George P. Shultz, who died on Feb. 6 at the age of 100, was a great man, a great patriot and a great U.S. secretary of state. He quite possibly was the most underrated secretary in our history.
Shultz held four cabinet offices during his long career of public service, including two of the original, most senior cabinet positions. As secretary of state and secretary of the treasury, Shultz was a worthy successor to Jefferson and Hamilton.
Shultz took on those responsibilities at moments of political chaos, moving to the Treasury Department during the economic crisis of the mid-1970s and replacing a flailing Alexander Haig at the State Department at a moment when American national interests were under severe challenges in Europe, Asia and our own hemisphere.
A former Princeton University fullback and World War II Marine officer, Shultz had no need to project toughness in the rough-and-tumble of Washington politics. He demonstrated political courage in resisting President Richard Nixon’s efforts to use the IRS against political adversaries; this toughness served us well a decade later when circumstances in the Soviet Union offered the opportunity to influence developments in Moscow to the benefit of the United States.
Twentieth-century secretaries of state traditionally were trained in the law, and viewed foreign policy issues as discrete matters, to be addressed before moving on to the next problem in the inbox.
Shultz, who held a doctorate in economics from the Massachusetts Institute of Technology, understood that foreign policy decisions involved ripple effects—often unanticipated—impacting matters both directly and indirectly related. He was a leader with unusually broad vision.
Shultz also understood the importance of alliances, both formal and informal, and urged foresight in managing them. He instructed American diplomats to “tend the garden”—to focus on nurturing relationships while they were good rather than repairing them when problems emerged. He described this approach in simple terms, as removing weeds when they first appear, rather than waiting until the garden was overrun.
Shultz recognized the importance of mutual trust among allies and credibility toward adversaries, but that this would not appear overnight. Shultz convinced a previously skeptical President Ronald Reagan of the benefits of engagement with the Soviet Union, overcame the resistance of hard-liners elsewhere in the administration, and established the primacy of diplomacy (and the State Department) in the administration’s response to international challenges.
The 1987 Intermediate-Range Nuclear Forces (INF) Treaty, which stabilized political-military relations across the European continent, typified Shultz’s patient, methodical statesmanship. Shultz understood that Mikhail Gorbachev’s Soviet Union was not an enemy, but an adversary with which the United States could address differences. The United States, he believed, always should do so from a position of strength.
The INF agreement was a masterpiece of American diplomacy, requiring careful management of official and public perceptions both in Europe and the United States.

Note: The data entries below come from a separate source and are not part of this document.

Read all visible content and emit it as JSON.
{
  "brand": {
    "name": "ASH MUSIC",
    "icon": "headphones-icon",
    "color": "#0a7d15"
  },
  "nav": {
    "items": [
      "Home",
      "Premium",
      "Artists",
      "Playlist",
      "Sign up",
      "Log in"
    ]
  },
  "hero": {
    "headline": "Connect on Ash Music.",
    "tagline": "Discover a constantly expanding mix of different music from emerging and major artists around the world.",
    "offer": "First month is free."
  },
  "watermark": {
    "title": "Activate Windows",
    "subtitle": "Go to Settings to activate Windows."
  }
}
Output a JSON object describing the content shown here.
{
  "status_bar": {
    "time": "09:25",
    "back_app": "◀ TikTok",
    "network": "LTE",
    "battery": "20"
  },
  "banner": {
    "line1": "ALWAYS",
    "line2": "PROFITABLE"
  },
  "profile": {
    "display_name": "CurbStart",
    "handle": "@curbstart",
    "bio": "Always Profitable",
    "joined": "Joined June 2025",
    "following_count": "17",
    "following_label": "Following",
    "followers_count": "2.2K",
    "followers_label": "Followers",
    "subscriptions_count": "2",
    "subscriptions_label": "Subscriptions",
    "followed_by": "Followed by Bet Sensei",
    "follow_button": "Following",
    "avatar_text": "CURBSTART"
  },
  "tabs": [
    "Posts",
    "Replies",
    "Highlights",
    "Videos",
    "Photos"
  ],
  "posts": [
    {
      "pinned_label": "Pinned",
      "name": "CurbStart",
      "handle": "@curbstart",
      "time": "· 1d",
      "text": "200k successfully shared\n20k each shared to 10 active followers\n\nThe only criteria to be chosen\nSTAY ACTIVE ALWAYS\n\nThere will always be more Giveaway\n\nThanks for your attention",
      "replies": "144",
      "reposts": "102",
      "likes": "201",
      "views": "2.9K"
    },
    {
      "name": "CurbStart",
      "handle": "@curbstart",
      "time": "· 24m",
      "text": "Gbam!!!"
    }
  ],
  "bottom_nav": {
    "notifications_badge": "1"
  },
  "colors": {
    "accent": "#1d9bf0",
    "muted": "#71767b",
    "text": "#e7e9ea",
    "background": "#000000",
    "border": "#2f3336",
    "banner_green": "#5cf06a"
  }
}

It repaired a potentially existential rift in the NATO alliance while eliminating entire classes of nuclear weapons and delivery systems.
Comfortable in the limelight, Shultz never sought it. His ability to represent American policy before a sometimes skeptical public, and that public’s confidence in him, were major elements in the Reagan administration’s success. He would have made a superb president of the United States, but he never aspired to elected office.
Shultz always cautioned us to remember for whom we worked. He admired Reagan’s leadership, and the personal trust he earned from Reagan was a fundamental element in his and the State Department’s success.
Shultz made a point of asking incoming American ambassadors to find their country on a globe. Invariably, they would indicate their diplomatic destination. “No,” the secretary would respond, turning the globe and putting his finger on the United States. “This is your country.”
Shultz recognized the value of the world’s best diplomatic service and capable, dedicated State Department civil servants. He listened to experts, took their advice when appropriate, and always respected their professionalism and patriotism.
Shultz was dedicated to their welfare and professional development; the modernization of the Foreign Service Institute was among his proudest achievements as secretary of state.
I had the rare opportunity to closely observe Shultz from 1984 to 1985 as a special assistant. I watched him restore coherence to American diplomacy, and confidence and trust in American leadership. In December, I and other former members of Shultz’s staff met with him via Zoom to wish him a happy 100th birthday.
Our comments focused on his personal example, his emphasis on the importance of building trust. A great, humble, decent man now rests in peace, serving as model for future public servants.
Michael A. Butler, Ph.D.,
is a lecturer of history at the College of William & Mary. Previously he served for 30 years in the U.S. State Department Foreign Service.